-------- Data --------

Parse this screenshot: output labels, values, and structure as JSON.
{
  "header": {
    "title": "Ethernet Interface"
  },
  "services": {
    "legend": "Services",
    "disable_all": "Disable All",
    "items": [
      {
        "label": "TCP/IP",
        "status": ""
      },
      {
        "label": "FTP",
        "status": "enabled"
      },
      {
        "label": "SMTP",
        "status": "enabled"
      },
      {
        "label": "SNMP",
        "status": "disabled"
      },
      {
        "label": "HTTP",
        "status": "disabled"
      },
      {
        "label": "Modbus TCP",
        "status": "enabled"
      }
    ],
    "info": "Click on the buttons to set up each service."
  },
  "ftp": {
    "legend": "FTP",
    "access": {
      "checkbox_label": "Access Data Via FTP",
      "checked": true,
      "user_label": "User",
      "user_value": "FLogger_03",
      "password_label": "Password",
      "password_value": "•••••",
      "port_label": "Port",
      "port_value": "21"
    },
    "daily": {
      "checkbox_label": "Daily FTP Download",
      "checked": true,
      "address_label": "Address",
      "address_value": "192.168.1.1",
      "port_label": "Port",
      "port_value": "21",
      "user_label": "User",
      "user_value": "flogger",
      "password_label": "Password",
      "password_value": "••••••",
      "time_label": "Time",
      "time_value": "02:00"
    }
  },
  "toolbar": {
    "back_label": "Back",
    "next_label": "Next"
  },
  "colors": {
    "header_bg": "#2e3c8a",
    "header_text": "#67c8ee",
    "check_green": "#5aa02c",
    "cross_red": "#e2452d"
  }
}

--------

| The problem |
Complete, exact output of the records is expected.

| Answer to this exercise |
Parse this screenshot: output labels, values, and structure as JSON.
{
  "header": {
    "title": "Ethernet Interface"
  },
  "services": {
    "legend": "Services",
    "disable_all": "Disable All",
    "items": [
      {
        "label": "TCP/IP",
        "status": ""
      },
      {
        "label": "FTP",
        "status": "enabled"
      },
      {
        "label": "SMTP",
        "status": "enabled"
      },
      {
        "label": "SNMP",
        "status": "disabled"
      },
      {
        "label": "HTTP",
        "status": "disabled"
      },
      {
        "label": "Modbus TCP",
        "status": "enabled"
      }
    ],
    "info": "Click on the buttons to set up each service."
  },
  "ftp": {
    "legend": "FTP",
    "access": {
      "checkbox_label": "Access Data Via FTP",
      "checked": true,
      "user_label": "User",
      "user_value": "FLogger_03",
      "password_label": "Password",
      "password_value": "•••••",
      "port_label": "Port",
      "port_value": "21"
    },
    "daily": {
      "checkbox_label": "Daily FTP Download",
      "checked": true,
      "address_label": "Address",
      "address_value": "192.168.1.1",
      "port_label": "Port",
      "port_value": "21",
      "user_label": "User",
      "user_value": "flogger",
      "password_label": "Password",
      "password_value": "••••••",
      "time_label": "Time",
      "time_value": "02:00"
    }
  },
  "toolbar": {
    "back_label": "Back",
    "next_label": "Next"
  },
  "colors": {
    "header_bg": "#2e3c8a",
    "header_text": "#67c8ee",
    "check_green": "#5aa02c",
    "cross_red": "#e2452d"
  }
}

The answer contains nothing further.